"I shot the footage on a little user camera in high-speed mode of 300 frames per second, so the movement is 12 times slower than usual." Katharina Gruzei


I’ve never been a coulrophobe. I find clowns merely boring at worst and grating at best. While I can laugh at the likes of Lee Evans and Brian Conley because they’re so unceasingly juvenile they don’t give me any option but to laugh at them, a clown brings another layer to the performance, one that could by others be taken as an open offer to enter into a participatory dialogue with the performer, but which I take to be a cover-up: any old clown can be a clown, in short—whereas there was only ever one Norman Wisdom.


But the clown in Gruzei’s film is someone and something different entirely. The artist shot her footage during a 2012 performance of German-based Circus Roncalli. Spotlit and filmed against a black void, the clown addresses an unseen audience to the left of camera, before turning to face Gruzei or someone near her. He’s a hotchpotch of anachronisms: the blue party hat, the turquoise garb, the gold medallion, the microphone adorning his cheek. The clown begins to walk towards us, passing through a shadow that, for a moment, drowns him in darkness completely. He emerges out of it, uncannily, with a more unadulterated grin than ever.

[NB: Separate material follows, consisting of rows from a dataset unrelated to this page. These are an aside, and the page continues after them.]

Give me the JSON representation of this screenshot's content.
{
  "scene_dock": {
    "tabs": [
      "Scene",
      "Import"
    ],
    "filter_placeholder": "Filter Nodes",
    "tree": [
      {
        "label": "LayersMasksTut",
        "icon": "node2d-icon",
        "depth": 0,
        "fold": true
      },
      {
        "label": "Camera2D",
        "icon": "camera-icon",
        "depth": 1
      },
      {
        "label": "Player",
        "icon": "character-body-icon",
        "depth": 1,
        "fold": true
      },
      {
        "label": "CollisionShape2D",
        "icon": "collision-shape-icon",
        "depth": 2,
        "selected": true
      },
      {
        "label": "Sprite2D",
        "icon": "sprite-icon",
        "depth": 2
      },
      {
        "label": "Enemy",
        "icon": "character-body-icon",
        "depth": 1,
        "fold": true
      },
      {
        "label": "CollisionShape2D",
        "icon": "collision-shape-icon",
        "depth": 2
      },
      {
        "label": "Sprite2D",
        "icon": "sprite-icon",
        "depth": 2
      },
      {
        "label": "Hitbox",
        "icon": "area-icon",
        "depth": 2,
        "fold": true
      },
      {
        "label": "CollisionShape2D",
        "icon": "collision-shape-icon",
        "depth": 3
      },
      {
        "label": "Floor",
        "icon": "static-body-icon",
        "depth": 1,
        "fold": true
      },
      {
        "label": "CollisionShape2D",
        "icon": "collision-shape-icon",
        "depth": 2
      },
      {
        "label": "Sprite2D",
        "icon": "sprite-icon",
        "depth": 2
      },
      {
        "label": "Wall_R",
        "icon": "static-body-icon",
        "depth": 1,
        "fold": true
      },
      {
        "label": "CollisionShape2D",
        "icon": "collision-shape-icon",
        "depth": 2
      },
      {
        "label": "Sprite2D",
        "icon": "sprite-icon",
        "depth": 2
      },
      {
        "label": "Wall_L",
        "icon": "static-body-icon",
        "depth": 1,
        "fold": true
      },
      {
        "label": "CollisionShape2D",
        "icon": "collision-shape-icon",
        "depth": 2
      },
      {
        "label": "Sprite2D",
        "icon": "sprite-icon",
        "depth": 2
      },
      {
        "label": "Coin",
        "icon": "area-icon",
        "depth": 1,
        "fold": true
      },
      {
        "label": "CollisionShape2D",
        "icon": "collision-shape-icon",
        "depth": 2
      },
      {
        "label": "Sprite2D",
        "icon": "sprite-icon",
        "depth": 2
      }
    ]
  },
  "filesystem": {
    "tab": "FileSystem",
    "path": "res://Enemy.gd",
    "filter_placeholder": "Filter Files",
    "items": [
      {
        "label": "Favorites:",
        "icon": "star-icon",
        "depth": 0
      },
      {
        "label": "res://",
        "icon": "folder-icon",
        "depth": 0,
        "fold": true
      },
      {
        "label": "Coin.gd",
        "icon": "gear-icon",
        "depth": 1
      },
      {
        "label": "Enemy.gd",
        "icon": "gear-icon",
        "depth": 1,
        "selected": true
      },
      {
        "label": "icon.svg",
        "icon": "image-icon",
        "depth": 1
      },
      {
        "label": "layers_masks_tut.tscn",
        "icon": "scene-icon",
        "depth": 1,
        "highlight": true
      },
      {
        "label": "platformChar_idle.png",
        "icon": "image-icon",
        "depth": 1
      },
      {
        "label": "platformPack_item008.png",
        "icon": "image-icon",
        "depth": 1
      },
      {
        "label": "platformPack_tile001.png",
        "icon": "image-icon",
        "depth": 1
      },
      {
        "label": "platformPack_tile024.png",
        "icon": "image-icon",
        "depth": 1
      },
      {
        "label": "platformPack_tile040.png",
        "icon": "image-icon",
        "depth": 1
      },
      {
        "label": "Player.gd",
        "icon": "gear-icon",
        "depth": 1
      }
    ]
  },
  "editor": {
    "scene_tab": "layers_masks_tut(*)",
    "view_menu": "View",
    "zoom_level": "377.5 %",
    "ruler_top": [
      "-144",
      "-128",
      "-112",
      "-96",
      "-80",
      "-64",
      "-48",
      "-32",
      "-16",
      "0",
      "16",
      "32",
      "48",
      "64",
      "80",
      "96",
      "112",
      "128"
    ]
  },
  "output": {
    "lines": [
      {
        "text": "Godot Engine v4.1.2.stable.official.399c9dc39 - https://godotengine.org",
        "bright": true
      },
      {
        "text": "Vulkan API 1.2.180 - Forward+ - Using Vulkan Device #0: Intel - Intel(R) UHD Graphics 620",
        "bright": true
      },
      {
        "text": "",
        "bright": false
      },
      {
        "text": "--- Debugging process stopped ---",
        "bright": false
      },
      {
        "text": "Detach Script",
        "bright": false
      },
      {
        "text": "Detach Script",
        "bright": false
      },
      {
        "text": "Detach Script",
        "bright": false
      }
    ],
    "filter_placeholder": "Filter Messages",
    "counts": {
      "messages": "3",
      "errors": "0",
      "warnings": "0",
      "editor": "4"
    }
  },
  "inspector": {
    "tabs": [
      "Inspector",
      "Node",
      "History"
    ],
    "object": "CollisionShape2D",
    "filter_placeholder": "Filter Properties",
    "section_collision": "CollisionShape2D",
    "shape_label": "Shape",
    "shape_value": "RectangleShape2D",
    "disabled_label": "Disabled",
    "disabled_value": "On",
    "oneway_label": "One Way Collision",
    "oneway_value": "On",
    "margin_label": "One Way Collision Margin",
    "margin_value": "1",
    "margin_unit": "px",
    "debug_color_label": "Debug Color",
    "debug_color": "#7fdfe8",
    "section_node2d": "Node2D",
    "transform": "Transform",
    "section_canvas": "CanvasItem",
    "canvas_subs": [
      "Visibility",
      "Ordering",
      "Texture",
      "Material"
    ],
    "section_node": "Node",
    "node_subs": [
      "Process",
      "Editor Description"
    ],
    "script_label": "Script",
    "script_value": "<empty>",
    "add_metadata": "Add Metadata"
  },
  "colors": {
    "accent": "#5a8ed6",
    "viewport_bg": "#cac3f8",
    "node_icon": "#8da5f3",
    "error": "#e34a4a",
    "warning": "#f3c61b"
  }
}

All of this is in slow motion, so that every physical movement becomes some nightmarishly prolonged stunt exacerbated by the flickering light. “I shot the footage on a little user camera in high-speed mode of 300 frames per second, so the movement is 12 times slower than usual,” Gruzei tells me. “When I was invited to create a trailer I came up with the idea to use a very reduced single shot. Most trailers try to tell a short story with lots of quick shots and a bunch of cuts. I was interested in trying out the contrary: to slow down and reduce and see what is happening—also with the perception of time and duration.”


The result is indeed terrifying, and the effect is compounded by the equally sluggish sound design, which the director worked on with sound artist Fump. A minor key dawdles, distorted, creating an expectant air before shifting into an even more resonant though less musical register. “The sound plays a very important role,” says Gruzei. “The moment when the clown steps through the shadow is like a portal that causes the figure to mutate.”


Portal’s a fitting choice of word, it seems. Seen in a cinema, the black backdrop of the film doubles as an extension of the cinema’s own darkness, so that the clown can entrance two audiences at once—across two different portals, if you like. But there’s also something rooted here to a clown’s fundamental nature as key-holder to other realms, which makes him an appropriate leading character for a festival trailer. “The clown is an opening figure as well as a figure of transition: from the commercials to the movies.”


The circus of light? Gruzei goes on: “I shot about 20 minutes in the circus and it was hard to select 35 seconds from it. The first decision was to choose the figure of the clown because for me the clown has a very cinematic appearance… I chose this specific part because I found the body movements weirdly interesting and I totally fell for the shadow that falls on the clown’s face. The shade literally erases the clown’s face for a little while by dipping it into black. I thought together with the flickering this is a nice formal reference to cinema itself, which is based on light and darkness.”


The clown turns to either side of his audience, still walking towards us—making others complicit, inviting them to participate in whatever carnage is about to ensue. His toddler grin, his baby-like onesie, the lace bib. Indeed, there’s a childish quality to all of this, to the absolute delight the clown expresses—delight in his own demonic penchant for mayhem. Nothing’s more unpredictable than a baby who views others as toys to play with. And whether you’re watching Cinéma Variété for the first time or the fiftieth, its nightmare holds you rapt.



Michael Pattison



published in Grolsch Filmworks 6.5.2015


all rights reserved © Katharina Gruzei